“Fiona: Looking back, it’s really important to her… She loves going through them, doesn’t she, almost therapeutic.
Mike: She achieved something didn’t she?”
Amy’s daughter had an exomphalos. Her first year was a real challenge and Amy was told her daughter was failing to thrive. By six years old her daughter was becoming aware of her differences from other children, in particular her lack of a belly button. Amy is pleased that she kept photos and made a scrapbook, to remember her difficult start, and allow her to talk to her daughter about it as she grows. Clare and James were starting to talk to their son about the operation he had now he was five. They were using a children's book about the body to explain it. *Footnote definitions:
Necrotising enterocolitis (NEC)
NEC is a serious bowel condition affecting very young babies. Tissues in the intestine become inflamed.
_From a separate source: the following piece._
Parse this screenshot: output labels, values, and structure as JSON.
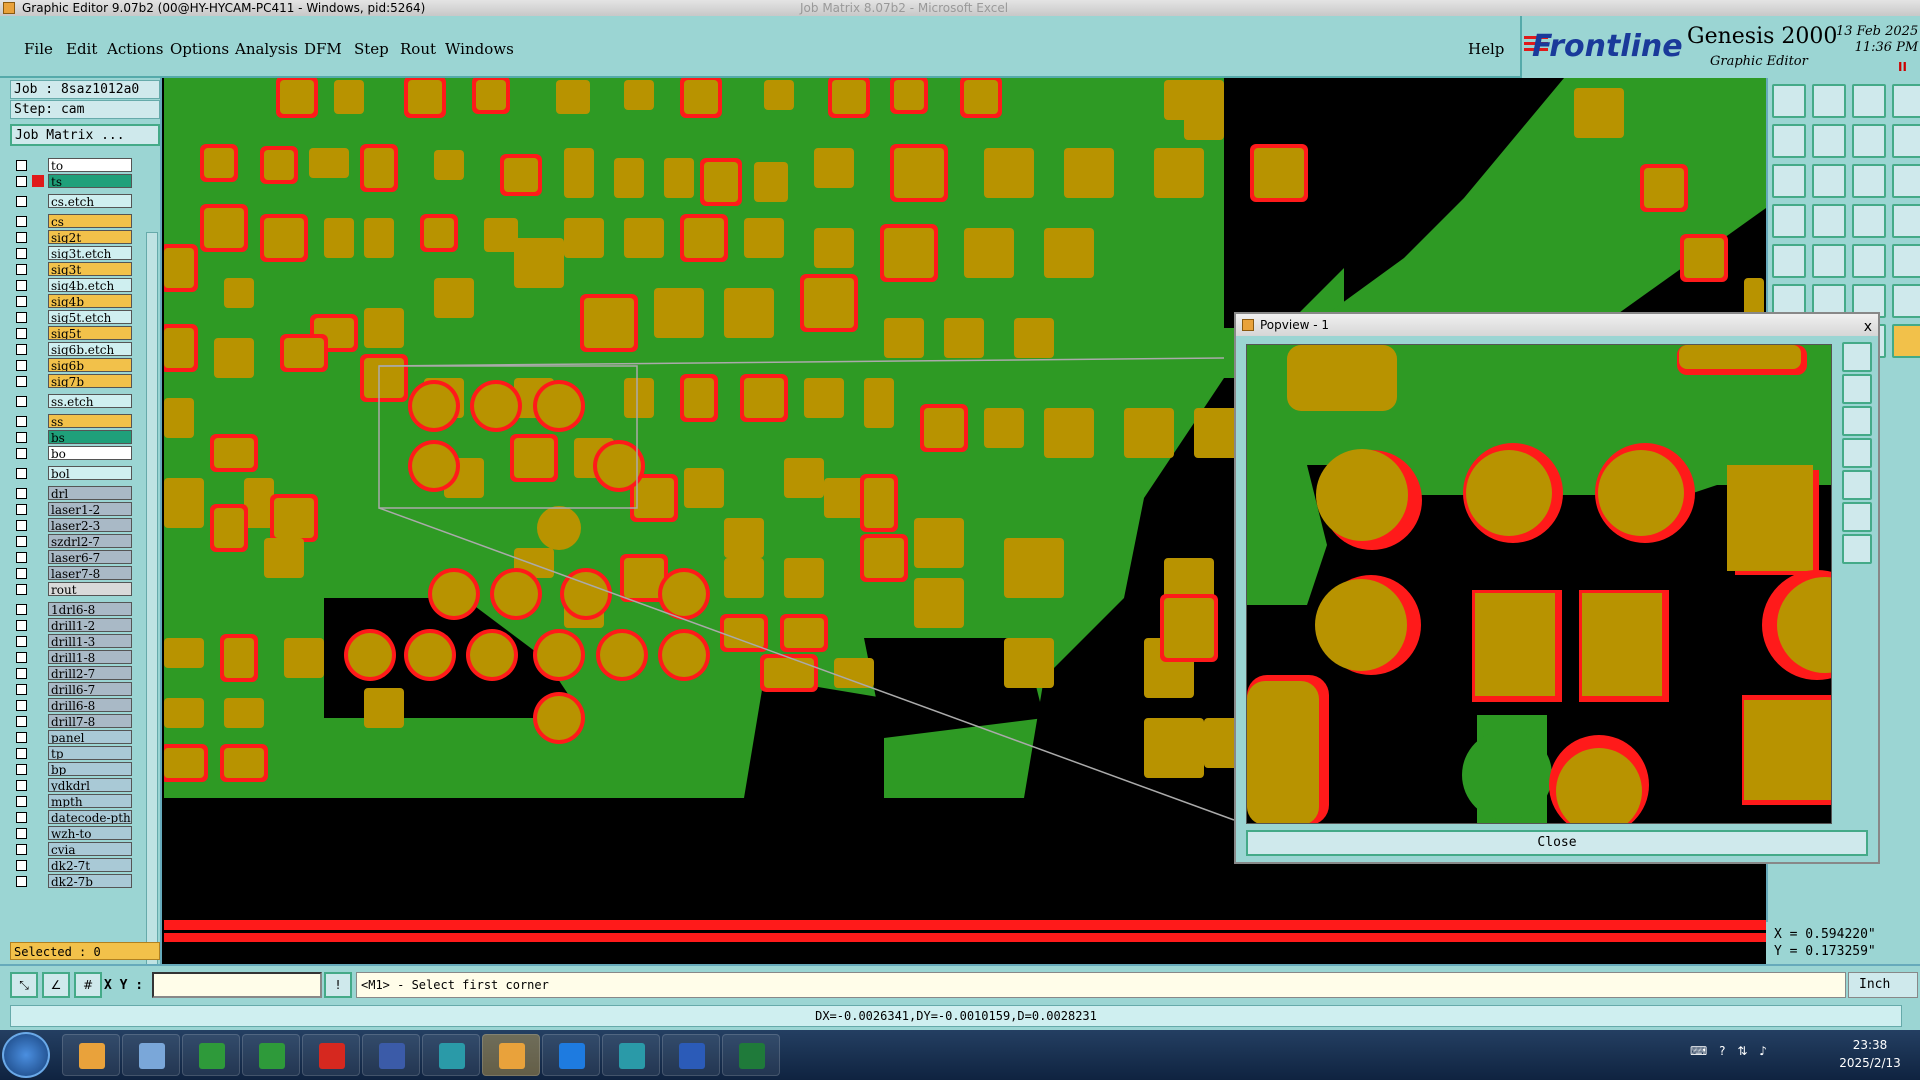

Babies can become critically ill and surgery may be required to remove sections of the bowel that are affected.
A rare disorder of the bowel, where the nerve cells do not develop all of the way to the end of the bowel. The section of bowel with no nerve cells cannot relax and it can lead to a blockage. Babies all need surgery and may have ongoing problems with stooling normally.
Congenital Diaphragmatic Hernia (CDH)
A hole in the diaphragm, the sheet of muscle that separates the chest and abdomen.
Surgeons may divide the bowel in an operation and bring the two ends out onto the tummy wall. This is usually a temporary situation to help the intestines or bowel rest and heal. Faeces (poo) passes into a bag attached to the outside of the body.
An abdominal wall defect, that occurs when the baby’s tummy wall does not develop fully in the womb. A hole is present next to the umbilical cord through which the baby’s intestines protrude into fluid around the baby while in the womb, and outside the baby’s tummy after birth.
An abdominal wall defect that occurs when the baby’s tummy wall does not develop fully in the womb. Some of the baby’s intestines and sometimes other organs such as the liver, develop outside the tummy and are covered by the umbilical cord.